• Active Ageing – Learning from our friends

    Active Ageing – Learning from our friends

    Opinion piece by Richard Hearn, former CEO Resthaven Incorporated for Boomer section,
    The Advertiser, 23 October 2017.

    I recently returned from the ‘Active Ageing – Learning from our friends’ conference in Bangkok, Thailand.

    South Australian aged care and Thai expertise was showcased to an audience of more than 500 notable medical, nursing, academic, government and trade representatives.

    A high level of interest was demonstrated by the Australian Embassy, with the conference opened by His Excellency Mr Paul Robilliard, Australian Ambassador to the Kingdom of Thailand. The conference was hosted by the Baan Sudthavas Foundation (BSV) and Resthaven, two not-for-profit charities founded to support elderly women in need. Shared values, despite different cultures and faiths, came together to offer great insight into active ageing across borders.

    I was proud of the South Australian expert key note speakers, including Professor Renuka Visvanathan, Director of Aged and Extended Care Services, The Queen Elizabeth Hospital, Centre Director of the Adelaide Geriatrics Training & Research in Aged Care (G-TRAC) Centre, and Resthaven Board Member.

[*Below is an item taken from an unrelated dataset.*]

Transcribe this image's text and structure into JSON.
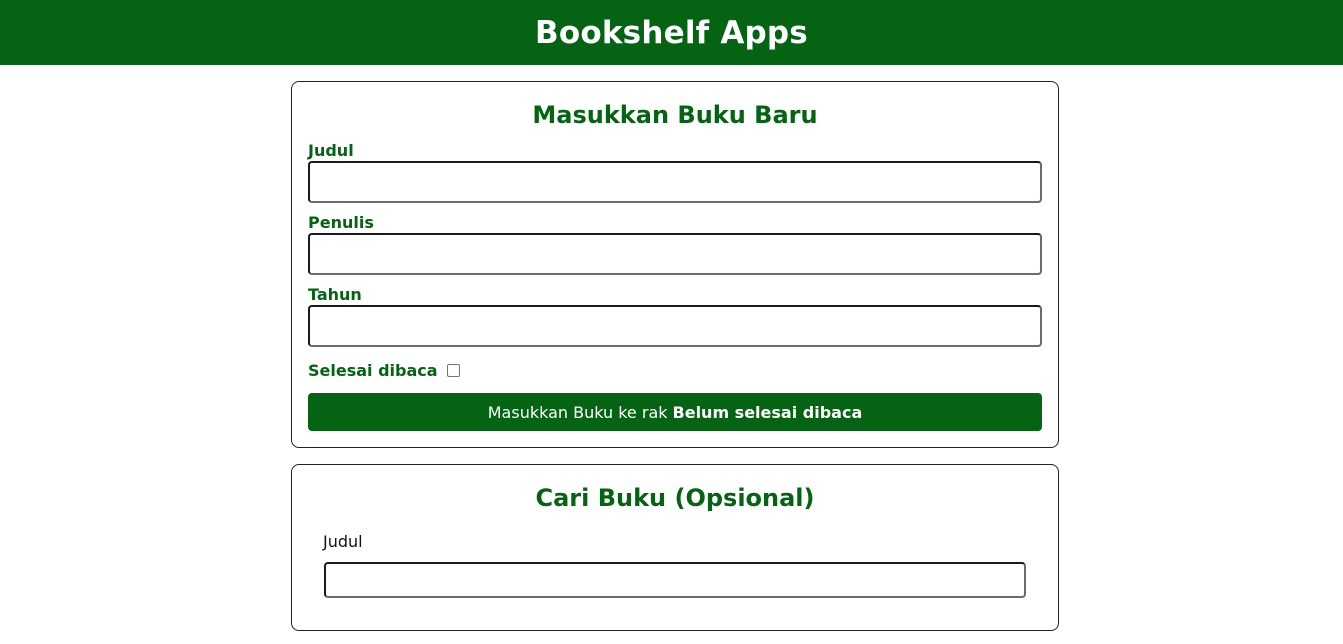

She spoke on promoting healthy ageing to encourage people to lead more active lifestyles, reducing geriatric symptoms such as falls, fractures, frailty, dementia and depression.

    Jane Mussared, CEO of the Council on the Ageing (COTA) SA, Dr Mike Rungie, member of the South Australian Economic Development Board, and Kelly Geister, Resthaven Senior Manager Residential Services, gave excellent insights into healthy, active, ageing and quality aged care at the conference and during visits to universities and services.

    I saw first-hand how the concept of volunteering was explored. Whilst volunteering is second nature to many Australians, it is relatively new to the Thai culture, and was firmly embraced as an important contribution that an individual can make.

    I was touched by the respect and prominence given by the Thai people to the ‘elderlies’, revered and valued members of the community. Like many Asian countries, Thailand is wrestling with a growing, ageing population. Great interest was shown in how a more formal system of aged care can be established, with home support and residential aged care.

    I was reminded of the great foundations of the Australian aged care system, and its quality, established over many decades. Nonetheless, we are aware of the many people on the national wait list for a government supported home care package.

    I believe that maintaining an active, healthy lifestyle adds to quality of life, and we should all spend our own hard earned money on keeping active and healthy. It is money well spent.

    For free information about aged care services contact Agedcare Alternatives on 8271 3888.